Focusing on science, technology, engineering and math is great, but to really innovate, we need to add art and design to education.
In the future technology will shatter the physical distance between continents, and create exponentially faster communication between people, companies, organizations, employees, and employers. We will have self-driving cars, and the advancements of 3D printing will make it possible for anyone to design and create physical objects. Our cell phones will be ambient technology—no longer requiring our attention, learning our behavioral patterns in the background, and politely serving up our next favorite lunch spot. Life will be good in the future.
But here's the catch: innovation in the next 100 years could bring a hefty price tag for the United States, figuratively and literally, because much of it will probably happen outside U.S. borders. Consider that the cost of innovation in technology and software—which runs everything from your microwave, to the self driving car—is expensive and takes time. Therefore, there is an interest for companies to drive these costs down and look for more efficient ways to solve complex problems in the R&D and manufacturing processes.
Crowdsourcing, for example, provides solutions to complex problems by enlisting the wisdom of, well, crowds, and is built on the notion that the smartest people are not working for you. Companies like Innocentive are hired by corporations to tackle problems that are too expensive or too hard for a company's internal R&D teams to solve.
Innocentive posts challenges to its 270,000-person strong cloud of scientists, mathematicians, and physicists, and delivers an impressive 57 percent success rate of solved and awarded projects. Kaggle is another incentivized crowd-sourcing model that has a riveting case study of a PhD student solving NASA’s dark matter problem with a solution that the White House deemed as "outperforming the state-of-the-art algorithms."

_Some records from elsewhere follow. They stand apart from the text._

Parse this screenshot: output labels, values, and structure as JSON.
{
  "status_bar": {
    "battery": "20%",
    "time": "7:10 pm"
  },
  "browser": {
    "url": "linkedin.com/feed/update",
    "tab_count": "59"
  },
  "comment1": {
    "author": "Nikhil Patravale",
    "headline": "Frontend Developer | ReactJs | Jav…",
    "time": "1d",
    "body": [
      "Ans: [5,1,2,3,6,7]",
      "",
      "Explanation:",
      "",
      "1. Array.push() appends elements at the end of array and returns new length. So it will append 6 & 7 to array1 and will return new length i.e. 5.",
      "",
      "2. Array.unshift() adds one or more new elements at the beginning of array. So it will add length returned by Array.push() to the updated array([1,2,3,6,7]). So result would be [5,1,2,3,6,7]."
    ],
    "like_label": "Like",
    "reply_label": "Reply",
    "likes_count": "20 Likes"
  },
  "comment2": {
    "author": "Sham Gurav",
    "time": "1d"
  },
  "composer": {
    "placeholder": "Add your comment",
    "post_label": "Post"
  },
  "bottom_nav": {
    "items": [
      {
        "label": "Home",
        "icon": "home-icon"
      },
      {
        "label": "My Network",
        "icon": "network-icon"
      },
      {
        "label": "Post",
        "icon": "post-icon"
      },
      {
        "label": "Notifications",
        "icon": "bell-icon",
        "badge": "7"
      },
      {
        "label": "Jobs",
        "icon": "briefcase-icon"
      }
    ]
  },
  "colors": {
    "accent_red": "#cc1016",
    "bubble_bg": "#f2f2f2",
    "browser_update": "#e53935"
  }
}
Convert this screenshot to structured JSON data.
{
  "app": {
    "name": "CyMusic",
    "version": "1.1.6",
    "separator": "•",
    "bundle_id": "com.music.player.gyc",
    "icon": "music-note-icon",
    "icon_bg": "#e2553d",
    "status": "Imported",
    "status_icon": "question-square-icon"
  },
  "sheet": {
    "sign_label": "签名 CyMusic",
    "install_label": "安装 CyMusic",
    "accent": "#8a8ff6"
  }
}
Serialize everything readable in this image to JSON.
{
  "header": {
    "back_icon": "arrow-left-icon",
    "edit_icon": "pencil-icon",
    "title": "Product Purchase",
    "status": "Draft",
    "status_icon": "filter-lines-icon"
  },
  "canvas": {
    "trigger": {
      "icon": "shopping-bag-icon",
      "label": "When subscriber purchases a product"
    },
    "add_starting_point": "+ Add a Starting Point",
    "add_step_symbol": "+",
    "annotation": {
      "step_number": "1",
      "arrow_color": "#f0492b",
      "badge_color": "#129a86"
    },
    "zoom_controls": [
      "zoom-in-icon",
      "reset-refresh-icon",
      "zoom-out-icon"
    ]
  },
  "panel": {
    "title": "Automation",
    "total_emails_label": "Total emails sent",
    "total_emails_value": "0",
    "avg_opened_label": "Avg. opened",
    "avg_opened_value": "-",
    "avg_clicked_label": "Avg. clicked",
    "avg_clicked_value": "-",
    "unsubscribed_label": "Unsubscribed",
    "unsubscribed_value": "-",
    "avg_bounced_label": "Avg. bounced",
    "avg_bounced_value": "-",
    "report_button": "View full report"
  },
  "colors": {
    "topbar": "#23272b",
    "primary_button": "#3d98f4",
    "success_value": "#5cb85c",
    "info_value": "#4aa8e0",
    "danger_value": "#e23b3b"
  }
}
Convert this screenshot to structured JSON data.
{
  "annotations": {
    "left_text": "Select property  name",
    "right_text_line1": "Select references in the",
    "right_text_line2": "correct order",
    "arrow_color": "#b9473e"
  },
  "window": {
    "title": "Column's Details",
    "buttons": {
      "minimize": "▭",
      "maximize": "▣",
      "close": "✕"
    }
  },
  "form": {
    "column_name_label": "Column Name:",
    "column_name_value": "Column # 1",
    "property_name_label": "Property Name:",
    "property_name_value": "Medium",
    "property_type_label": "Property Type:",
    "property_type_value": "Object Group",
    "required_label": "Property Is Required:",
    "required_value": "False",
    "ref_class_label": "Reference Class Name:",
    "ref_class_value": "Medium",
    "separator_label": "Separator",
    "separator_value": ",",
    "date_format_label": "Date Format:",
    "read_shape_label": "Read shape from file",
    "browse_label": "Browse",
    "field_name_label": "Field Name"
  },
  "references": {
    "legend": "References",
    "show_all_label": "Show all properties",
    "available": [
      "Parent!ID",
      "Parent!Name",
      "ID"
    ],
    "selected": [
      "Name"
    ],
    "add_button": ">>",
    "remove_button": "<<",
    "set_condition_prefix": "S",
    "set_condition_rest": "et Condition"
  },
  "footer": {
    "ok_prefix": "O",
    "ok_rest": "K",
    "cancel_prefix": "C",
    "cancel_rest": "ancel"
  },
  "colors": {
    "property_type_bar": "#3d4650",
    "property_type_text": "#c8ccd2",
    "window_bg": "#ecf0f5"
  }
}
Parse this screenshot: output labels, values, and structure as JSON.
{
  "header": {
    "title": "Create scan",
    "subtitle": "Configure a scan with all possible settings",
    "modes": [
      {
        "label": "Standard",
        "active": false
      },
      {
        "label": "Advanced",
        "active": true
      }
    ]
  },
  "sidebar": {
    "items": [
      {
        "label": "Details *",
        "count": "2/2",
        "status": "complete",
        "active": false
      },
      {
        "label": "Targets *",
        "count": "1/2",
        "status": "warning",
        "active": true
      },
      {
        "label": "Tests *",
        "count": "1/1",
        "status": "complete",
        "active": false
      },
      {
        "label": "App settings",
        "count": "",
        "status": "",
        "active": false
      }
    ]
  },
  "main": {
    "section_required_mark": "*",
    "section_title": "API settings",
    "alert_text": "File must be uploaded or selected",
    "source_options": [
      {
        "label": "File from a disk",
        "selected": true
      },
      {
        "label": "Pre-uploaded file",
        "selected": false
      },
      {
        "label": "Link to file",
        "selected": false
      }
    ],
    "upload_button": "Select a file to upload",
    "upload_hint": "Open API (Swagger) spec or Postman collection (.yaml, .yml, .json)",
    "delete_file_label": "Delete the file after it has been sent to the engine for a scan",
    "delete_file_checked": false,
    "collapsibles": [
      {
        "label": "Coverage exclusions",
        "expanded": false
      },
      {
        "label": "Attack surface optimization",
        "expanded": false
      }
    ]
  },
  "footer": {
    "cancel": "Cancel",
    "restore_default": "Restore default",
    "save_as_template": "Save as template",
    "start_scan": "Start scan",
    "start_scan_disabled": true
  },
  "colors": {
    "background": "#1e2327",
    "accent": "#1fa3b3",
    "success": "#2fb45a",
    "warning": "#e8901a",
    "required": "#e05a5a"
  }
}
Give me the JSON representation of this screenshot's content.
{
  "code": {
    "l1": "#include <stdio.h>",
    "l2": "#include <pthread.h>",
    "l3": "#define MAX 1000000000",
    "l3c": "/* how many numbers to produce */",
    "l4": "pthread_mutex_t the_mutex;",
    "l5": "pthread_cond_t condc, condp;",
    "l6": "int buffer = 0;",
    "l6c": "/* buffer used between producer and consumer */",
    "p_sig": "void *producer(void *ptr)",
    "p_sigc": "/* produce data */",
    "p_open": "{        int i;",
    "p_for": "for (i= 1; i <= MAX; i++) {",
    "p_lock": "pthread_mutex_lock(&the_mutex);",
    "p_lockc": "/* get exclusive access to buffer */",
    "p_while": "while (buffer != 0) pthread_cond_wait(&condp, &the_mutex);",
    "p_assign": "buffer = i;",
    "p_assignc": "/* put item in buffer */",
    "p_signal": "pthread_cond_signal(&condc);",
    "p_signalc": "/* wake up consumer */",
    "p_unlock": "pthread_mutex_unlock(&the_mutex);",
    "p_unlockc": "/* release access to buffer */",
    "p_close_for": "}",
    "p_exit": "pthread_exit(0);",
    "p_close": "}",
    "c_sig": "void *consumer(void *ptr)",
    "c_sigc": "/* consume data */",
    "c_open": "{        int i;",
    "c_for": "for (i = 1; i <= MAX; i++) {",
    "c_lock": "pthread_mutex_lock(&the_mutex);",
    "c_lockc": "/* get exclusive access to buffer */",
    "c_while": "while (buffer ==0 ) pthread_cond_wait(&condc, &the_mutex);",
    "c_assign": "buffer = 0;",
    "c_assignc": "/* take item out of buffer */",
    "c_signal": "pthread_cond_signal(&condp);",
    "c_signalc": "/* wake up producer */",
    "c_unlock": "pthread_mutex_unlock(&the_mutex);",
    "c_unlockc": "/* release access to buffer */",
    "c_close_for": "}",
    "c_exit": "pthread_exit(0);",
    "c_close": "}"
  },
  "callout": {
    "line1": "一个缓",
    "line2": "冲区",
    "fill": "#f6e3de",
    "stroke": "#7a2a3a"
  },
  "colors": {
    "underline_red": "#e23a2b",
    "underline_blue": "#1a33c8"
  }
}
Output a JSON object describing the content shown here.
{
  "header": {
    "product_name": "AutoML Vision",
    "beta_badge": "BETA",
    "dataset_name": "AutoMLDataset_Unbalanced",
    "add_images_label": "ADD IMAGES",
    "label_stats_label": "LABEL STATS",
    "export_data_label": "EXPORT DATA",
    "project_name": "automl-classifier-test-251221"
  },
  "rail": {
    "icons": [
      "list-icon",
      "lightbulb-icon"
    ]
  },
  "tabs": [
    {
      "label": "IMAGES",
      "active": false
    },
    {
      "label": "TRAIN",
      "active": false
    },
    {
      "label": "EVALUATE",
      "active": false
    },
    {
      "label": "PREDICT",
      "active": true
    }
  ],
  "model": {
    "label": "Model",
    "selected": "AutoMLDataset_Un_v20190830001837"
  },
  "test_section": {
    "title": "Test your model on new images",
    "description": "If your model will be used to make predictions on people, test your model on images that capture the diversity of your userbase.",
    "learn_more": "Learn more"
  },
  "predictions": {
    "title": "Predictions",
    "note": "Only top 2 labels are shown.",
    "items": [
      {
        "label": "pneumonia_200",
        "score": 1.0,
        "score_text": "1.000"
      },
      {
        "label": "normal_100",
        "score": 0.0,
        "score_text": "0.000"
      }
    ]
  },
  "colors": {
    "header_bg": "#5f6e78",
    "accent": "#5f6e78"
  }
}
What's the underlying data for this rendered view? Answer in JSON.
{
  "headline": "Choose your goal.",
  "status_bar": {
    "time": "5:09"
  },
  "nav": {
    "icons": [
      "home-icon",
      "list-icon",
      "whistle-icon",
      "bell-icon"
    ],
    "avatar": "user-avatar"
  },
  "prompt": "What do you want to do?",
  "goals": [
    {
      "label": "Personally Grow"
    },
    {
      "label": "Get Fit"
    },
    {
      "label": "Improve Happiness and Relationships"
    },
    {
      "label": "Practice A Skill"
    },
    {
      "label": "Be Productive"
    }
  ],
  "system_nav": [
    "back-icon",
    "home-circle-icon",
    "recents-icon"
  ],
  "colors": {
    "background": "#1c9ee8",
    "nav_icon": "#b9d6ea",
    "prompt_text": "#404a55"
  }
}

While these companies are U.S.-based, there is nothing that can stop the Kaggle and Innocentive models from being replicated by offshore companies to offer technical R&D as 'outsourcing' by Chinese PhDs for a fraction of the price it would cost in U.S. Just like the 'hard' skills of engineers and mathematicians currently outsourced to build software and solve problems, this model will only become faster and cheaper outside the U.S. With participating teams spending 10-40 times the prize purse trying to win the challenge, companies could very well look abroad to solve their most complex problems in the future.
This is one of many cases for why the U.S. cannot afford to forego the importance and advantages that creativity brings to the education table. Yes, STEM—science, technology, engineering, and math—in education is crucial. Our space, medical, and technological progress is rightfully attributed to STEM.
Meanwhile, there are movements and organizations on the "other side" that are advocating for the arts and design to be included in STEM. Whether it’s STEAM (A is for arts) or STEM-D (D is for design) these organizations are recognizing the missing link in the equation. While both of these trains are pulling towards the same direction, they are unfortunately not working together to get there.
My organization’s mission is to re-instill creativity and innovation in education. We at NRBLB also believe that smart programs enhancing creativity will inherently affect subjects like math and science by default. Therefore, our goal is not only to build programs that will amplify creativity, but ones that will help STEM scores as well.
Looking into the soul of the most valuable companies, products and inventions today, it's clear that creativity lies at the heart of it all, and that is impossible to replicate or outsource. It's also important to understand that creativity does not belong to visual or performing artists alone. The men and women in NASA's control rooms, the GooglePlex, and Yale's research labs, are no less artists than the ones we earnestly celebrate on the silver screens. Whether they see patterns in numbers, code, or DNA strands, they are creative geniuses in their own right as they elegantly manipulate logic, paint with code, and architect molecules that propel mankind towards a better future.
As Steve Jobs once said, "Technology alone is not enough. It's technology married with liberal arts that yields us the result that makes our hearts sing." A holistic view of creativity in education is key to nurturing future generation of innovators and we must push beyond the thought that the "hard' and measurable subjects are the solution to innovation. STEM and STEAM camps need to work in tandem for real progress to be made.